‘Follow the cartouche!’ is not what you’d expect native American trackers to say but it’s one trick that The Shadow Wolves can use to find people who have crossed into Arizona from Mexico. It seems that our shoe brands in soft soils or sands are as useful as a wall for immigration control.[Read more…] about Ogham, Cartouche or Glyph
I just found a note, sent by young man who could not have known it would be a much older man who read it. Like a message in a bottle, it was just a scrap in a box that has floated around the world, following me since I wrote it in 1987.[Read more…] about Novel Notes

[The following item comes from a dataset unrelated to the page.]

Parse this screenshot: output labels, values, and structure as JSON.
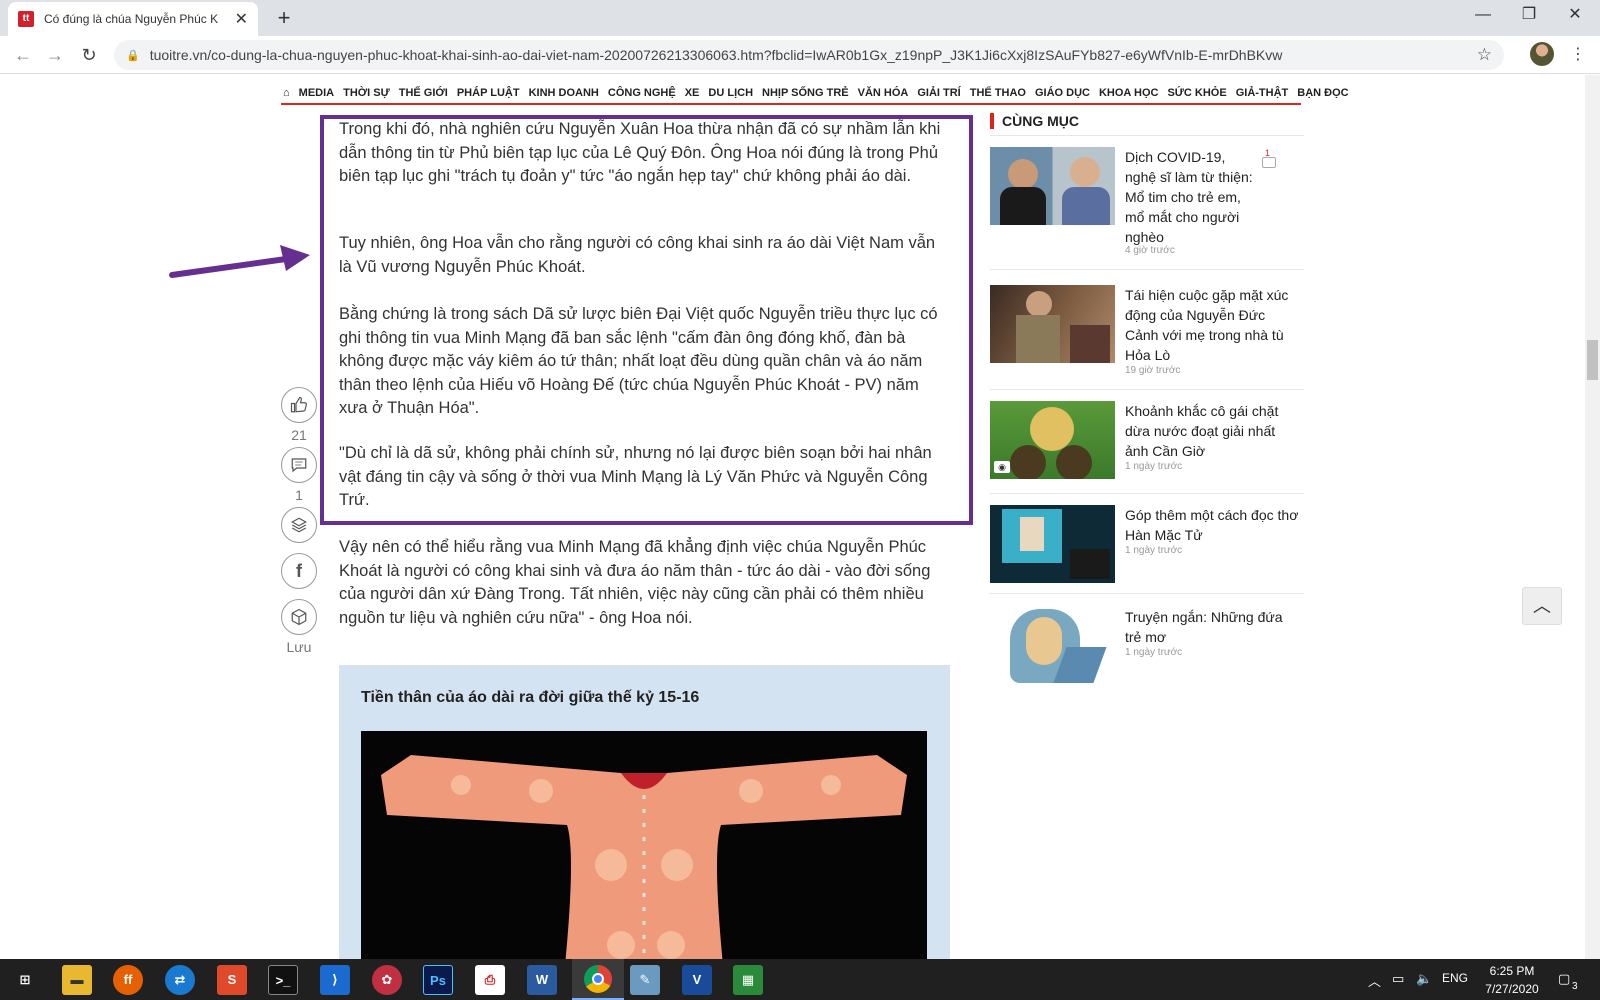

You might collect stones that caught your eye. I do and have brought many pebbles home to our garden. My favourite is from Milford Sound, favoured for its exotic nature and the likelihood that I’ll never visit New Zealand again. The 200 million year old pebble I took from Milford was likely first shaped by passing glaciers 20,000 years ago. Then again, more local beach pebbles can be interesting too. Can you imagine what they’ve experienced in 100 million year lifetimes?

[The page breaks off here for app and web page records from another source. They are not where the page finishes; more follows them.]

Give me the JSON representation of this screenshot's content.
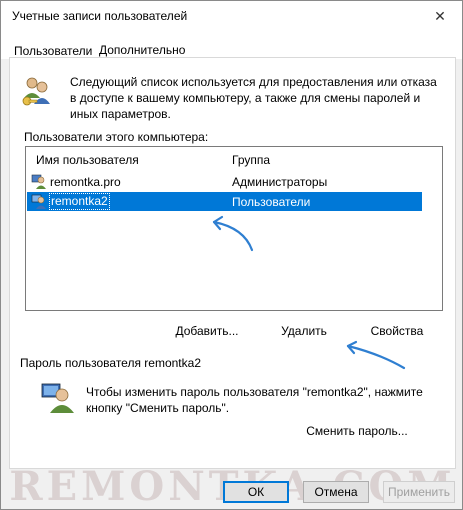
{
  "window": {
    "title": "Учетные записи пользователей",
    "close_glyph": "✕"
  },
  "tabs": [
    {
      "label": "Пользователи"
    },
    {
      "label": "Дополнительно"
    }
  ],
  "description": "Следующий список используется для предоставления или отказа в доступе к вашему компьютеру, а также для смены паролей и иных параметров.",
  "users_list": {
    "label": "Пользователи этого компьютера:",
    "columns": {
      "name": "Имя пользователя",
      "group": "Группа"
    },
    "rows": [
      {
        "name": "remontka.pro",
        "group": "Администраторы",
        "selected": false
      },
      {
        "name": "remontka2",
        "group": "Пользователи",
        "selected": true
      }
    ]
  },
  "list_buttons": {
    "add": "Добавить...",
    "remove": "Удалить",
    "properties": "Свойства"
  },
  "password": {
    "label": "Пароль пользователя remontka2",
    "text": "Чтобы изменить пароль пользователя \"remontka2\", нажмите кнопку \"Сменить пароль\".",
    "change_button": "Сменить пароль..."
  },
  "watermark": "REMONTKA.COM",
  "dialog_buttons": {
    "ok": "ОК",
    "cancel": "Отмена",
    "apply": "Применить"
  },
  "colors": {
    "selection": "#0078d7",
    "arrow": "#2f7fd1"
  },
  "icons": {
    "users": "users-icon",
    "user_admin": "user-admin-icon",
    "user": "user-icon",
    "password": "user-password-icon"
  }
}
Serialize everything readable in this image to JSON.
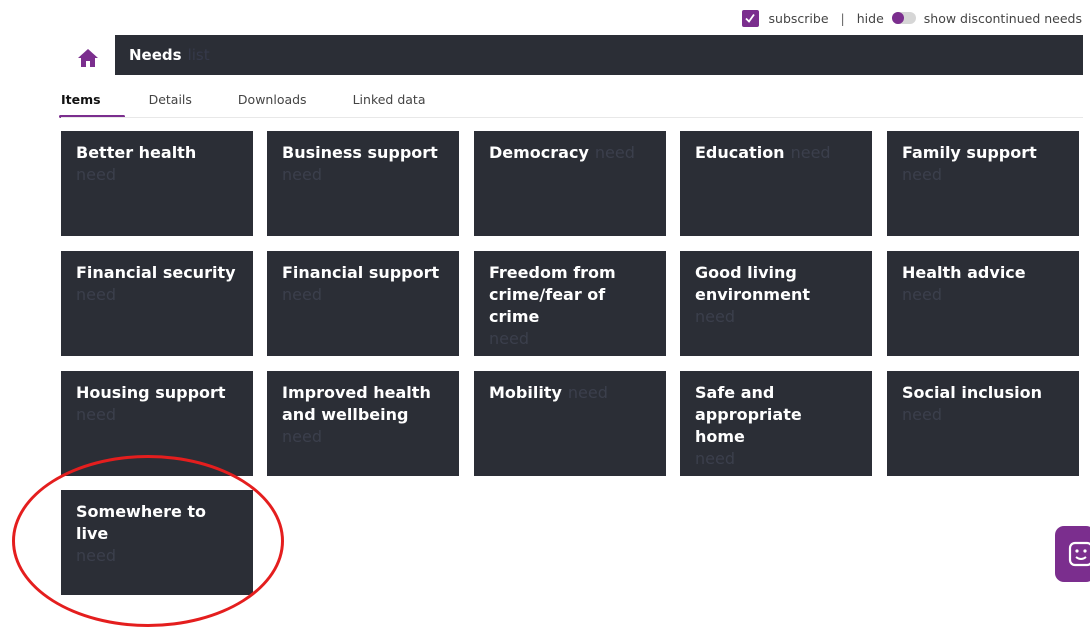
{
  "topbar": {
    "subscribe_label": "subscribe",
    "separator": "|",
    "hide_label": "hide",
    "discontinued_label": "show discontinued needs"
  },
  "header": {
    "title": "Needs",
    "subtitle": "list"
  },
  "tabs": [
    {
      "label": "Items",
      "active": true
    },
    {
      "label": "Details"
    },
    {
      "label": "Downloads"
    },
    {
      "label": "Linked data"
    }
  ],
  "tiles": [
    {
      "name": "Better health",
      "type": "need"
    },
    {
      "name": "Business support",
      "type": "need"
    },
    {
      "name": "Democracy",
      "type": "need"
    },
    {
      "name": "Education",
      "type": "need"
    },
    {
      "name": "Family support",
      "type": "need"
    },
    {
      "name": "Financial security",
      "type": "need"
    },
    {
      "name": "Financial support",
      "type": "need"
    },
    {
      "name": "Freedom from crime/fear of crime",
      "type": "need"
    },
    {
      "name": "Good living environment",
      "type": "need"
    },
    {
      "name": "Health advice",
      "type": "need"
    },
    {
      "name": "Housing support",
      "type": "need"
    },
    {
      "name": "Improved health and wellbeing",
      "type": "need"
    },
    {
      "name": "Mobility",
      "type": "need"
    },
    {
      "name": "Safe and appropriate home",
      "type": "need"
    },
    {
      "name": "Social inclusion",
      "type": "need"
    },
    {
      "name": "Somewhere to live",
      "type": "need"
    }
  ],
  "colors": {
    "accent": "#7b2e8e",
    "tile_bg": "#2b2e36",
    "annotation": "#e41e1e"
  }
}
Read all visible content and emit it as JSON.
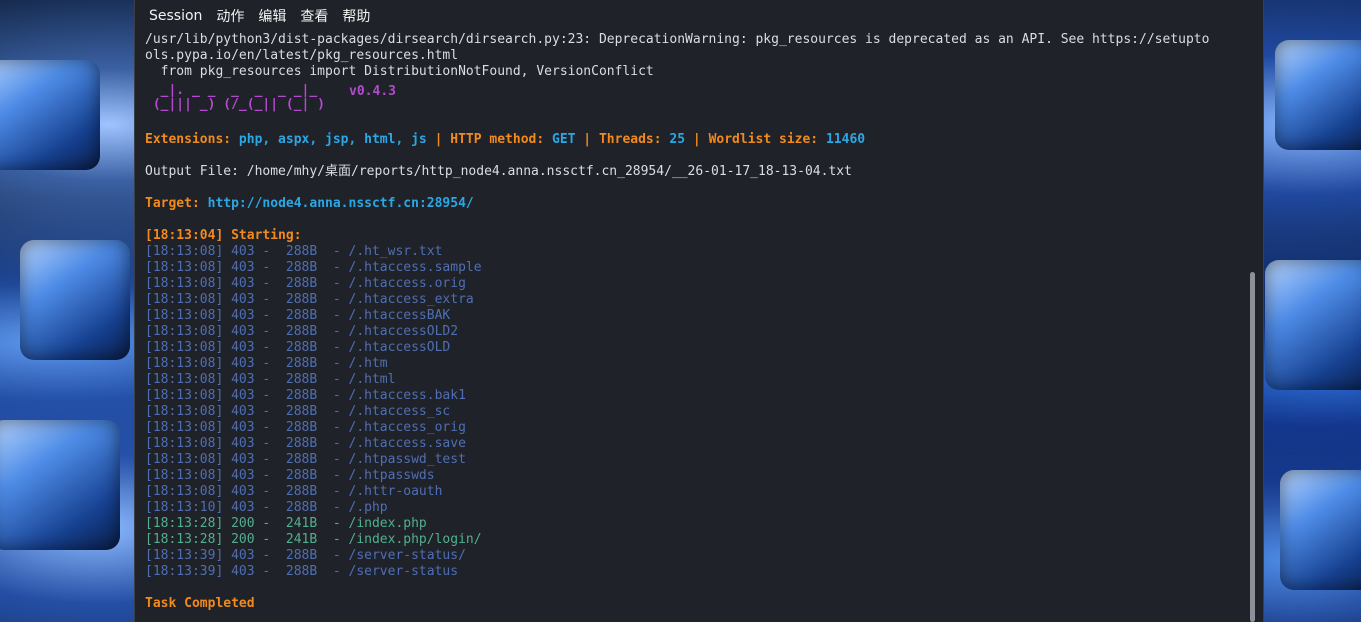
{
  "menu": [
    "Session",
    "动作",
    "编辑",
    "查看",
    "帮助"
  ],
  "warning": [
    "/usr/lib/python3/dist-packages/dirsearch/dirsearch.py:23: DeprecationWarning: pkg_resources is deprecated as an API. See https://setupto",
    "ols.pypa.io/en/latest/pkg_resources.html",
    "  from pkg_resources import DistributionNotFound, VersionConflict"
  ],
  "logo": {
    "line1": "  _|. _ _  _  _  _ _|_",
    "line2": " (_||| _) (/_(_|| (_| )",
    "version": "v0.4.3"
  },
  "config": {
    "ext_label": "Extensions: ",
    "ext_value": "php, aspx, jsp, html, js",
    "sep": " | ",
    "method_label": "HTTP method: ",
    "method_value": "GET",
    "threads_label": "Threads: ",
    "threads_value": "25",
    "wordlist_label": "Wordlist size: ",
    "wordlist_value": "11460"
  },
  "output_file": "Output File: /home/mhy/桌面/reports/http_node4.anna.nssctf.cn_28954/__26-01-17_18-13-04.txt",
  "target": {
    "label": "Target: ",
    "value": "http://node4.anna.nssctf.cn:28954/"
  },
  "starting": "[18:13:04] Starting:",
  "results": [
    {
      "text": "[18:13:08] 403 -  288B  - /.ht_wsr.txt",
      "status": "403"
    },
    {
      "text": "[18:13:08] 403 -  288B  - /.htaccess.sample",
      "status": "403"
    },
    {
      "text": "[18:13:08] 403 -  288B  - /.htaccess.orig",
      "status": "403"
    },
    {
      "text": "[18:13:08] 403 -  288B  - /.htaccess_extra",
      "status": "403"
    },
    {
      "text": "[18:13:08] 403 -  288B  - /.htaccessBAK",
      "status": "403"
    },
    {
      "text": "[18:13:08] 403 -  288B  - /.htaccessOLD2",
      "status": "403"
    },
    {
      "text": "[18:13:08] 403 -  288B  - /.htaccessOLD",
      "status": "403"
    },
    {
      "text": "[18:13:08] 403 -  288B  - /.htm",
      "status": "403"
    },
    {
      "text": "[18:13:08] 403 -  288B  - /.html",
      "status": "403"
    },
    {
      "text": "[18:13:08] 403 -  288B  - /.htaccess.bak1",
      "status": "403"
    },
    {
      "text": "[18:13:08] 403 -  288B  - /.htaccess_sc",
      "status": "403"
    },
    {
      "text": "[18:13:08] 403 -  288B  - /.htaccess_orig",
      "status": "403"
    },
    {
      "text": "[18:13:08] 403 -  288B  - /.htaccess.save",
      "status": "403"
    },
    {
      "text": "[18:13:08] 403 -  288B  - /.htpasswd_test",
      "status": "403"
    },
    {
      "text": "[18:13:08] 403 -  288B  - /.htpasswds",
      "status": "403"
    },
    {
      "text": "[18:13:08] 403 -  288B  - /.httr-oauth",
      "status": "403"
    },
    {
      "text": "[18:13:10] 403 -  288B  - /.php",
      "status": "403"
    },
    {
      "text": "[18:13:28] 200 -  241B  - /index.php",
      "status": "200"
    },
    {
      "text": "[18:13:28] 200 -  241B  - /index.php/login/",
      "status": "200"
    },
    {
      "text": "[18:13:39] 403 -  288B  - /server-status/",
      "status": "403"
    },
    {
      "text": "[18:13:39] 403 -  288B  - /server-status",
      "status": "403"
    }
  ],
  "completed": "Task Completed",
  "colors": {
    "orange": "#f28a1c",
    "cyan": "#2aa8e6",
    "purple": "#b44ad0",
    "status_403": "#4f6fb3",
    "status_200": "#52b08f"
  }
}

Hanlon’s razor suggests that we ‘never attribute to malice that which is adequately explained by stupidity’.
I am pleased that some of my correspondents suggest I read articles like this one by John Crace in the Guardian. I am even more pleased to be have been able to live in societies where such truths can be published. Reading words such as ‘lies’ and ‘lying’ in the media reminds me of the privilege I enjoy living in progressive societies that can rely on the protection of punitive defamation laws.
Today, August 10th was supposed to be the day we walked into Rome. Two of us, hopefully still friends after a very long talk. 2700 km of talk.
The pre-pandemic plan was to walk from Manchester to Rome. Our departure date was going to be April Fools Day. The idea was to walk an average of 25 km, six days per week. We’d have made 114 hikes over 131 days. We still don’t know where we’d have washed, slept or eaten but we’re pretty sure we would have done quite a lot of each.
Richard Brautigan once misled me back in 1974. I enjoyed Trout Fishing in America so much that I read everything he wrote. At one point, he wrote that he didn’t write. His mental blocks were such that he typed, stopped, scrunched up the paper and threw it into the wastebasket. There, in the basket, the words reassembled themselves into a story he never wrote. I put many words in a bag and despite nearly thirty years of incubation, nothing much has hatched.